AH Clarity Keyboard-2

Swiftkey Announces Clarity Keyboard As Part Of New ‘Greenhouse’ Experiment

April 27, 2015 - Written By Justin Diaz

Swiftkey has been one of the most popular keyboards on Android for quite some time, and while they continue to improve their own keyboard with new features, they’re announcing today a new keyboard called Clarity keyboard, which Swiftkey says is aimed at giving users a more simple way to type with a focus only on what the user is writing. Clarity keyboard is currently in beta status and is strictly an experimental offering as part of their new project called Greenhouse, which Swiftkey hopes to use to develop new and innovative ideas and help grow them into something unique, fresh, and inviting to users.

At the moment Clarity keyboard is their first project that is out in the open and available for users to download onto their Android devices, but more apps are on the way.

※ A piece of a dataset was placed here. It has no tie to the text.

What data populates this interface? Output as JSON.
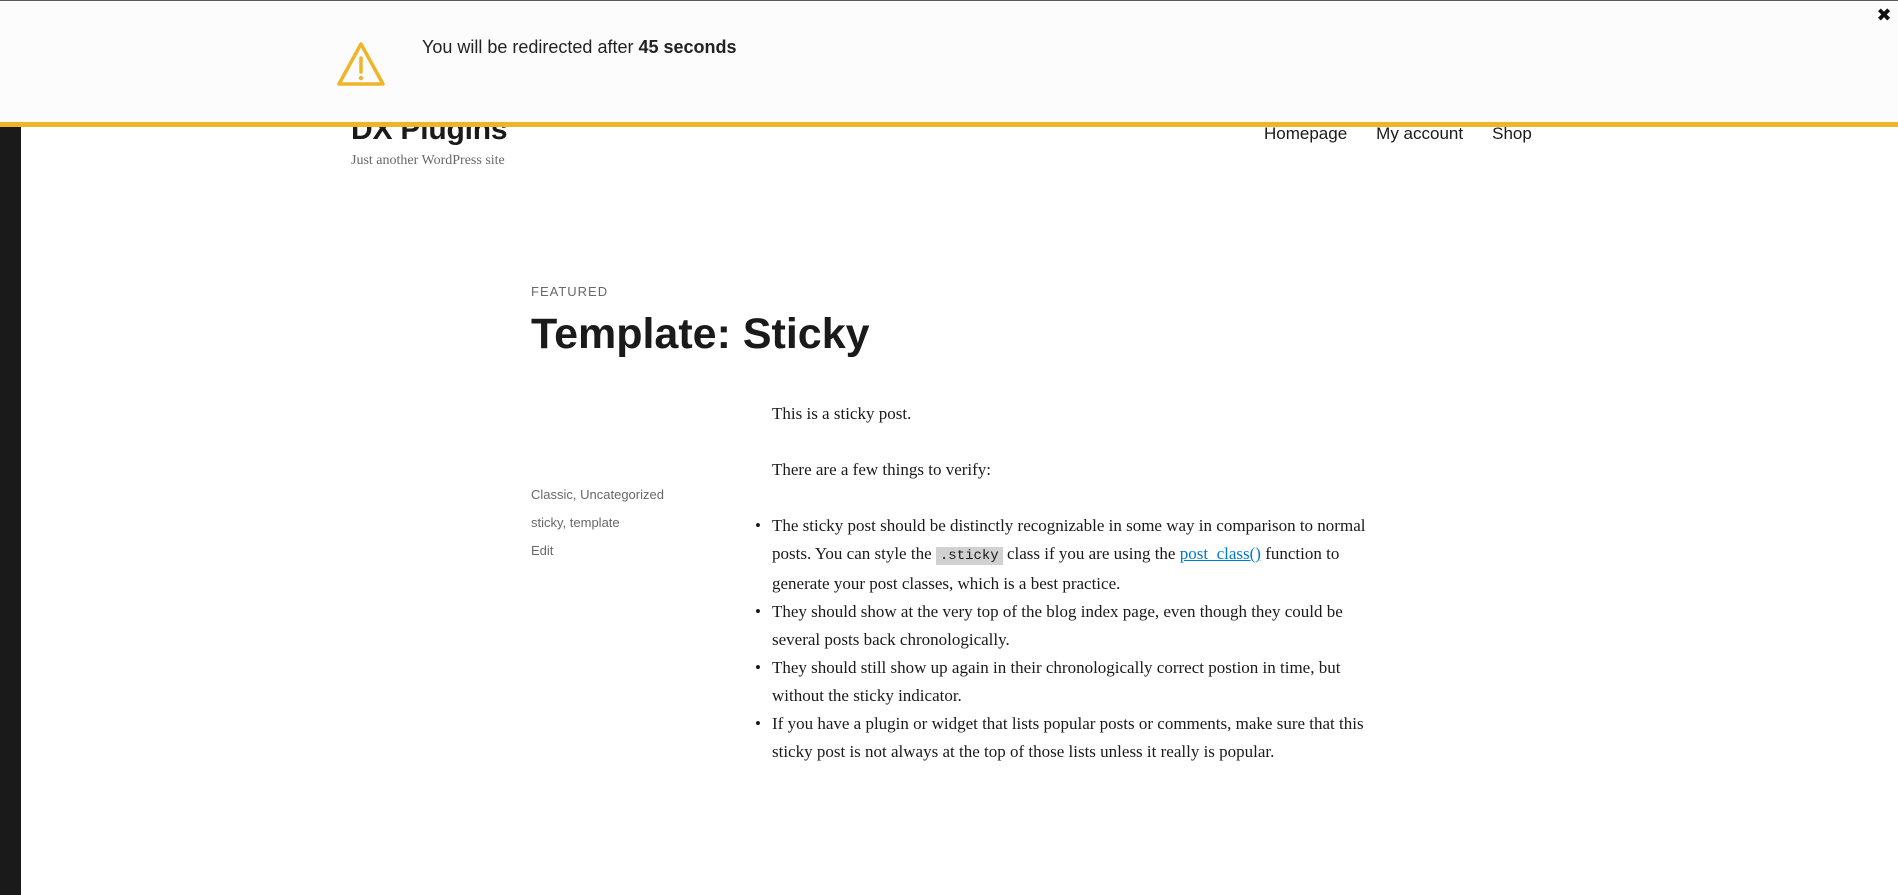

While the idea of an intelligent keyboard is nothing new as these have been around for years, it’s some of the features which clarity keyboard offers which might spark interest from users. Things like multi-word auto-correct which checks the last few words of what a user types so the keyboard can correct them as needed. Should the auto-correction not be what a user wants, they can simply “undo” the auto-correct by tapping the backspace key and returning to the original typed set of words.

In addition to these two features Clarity also offers the capability to learn from people’s typing experiences, including slang and other normally used vocabulary. This in itself is something that most third-party keyboards have, so it would be odd to have something like Clarity not include it. While Clarity might seem a bit limited at the moment compared to some other keyboard apps, more features have the potential to be included in the future, and part of the purpose of the Greenhouse project is to get feedback from users about what they like and don’t like so as to help shape the development of something like Clarity. The idea is to let users test the early working beta versions of any projects so the development team can see how things actually work in the hands of users, as well as possibly gather ideas for other stuff to add.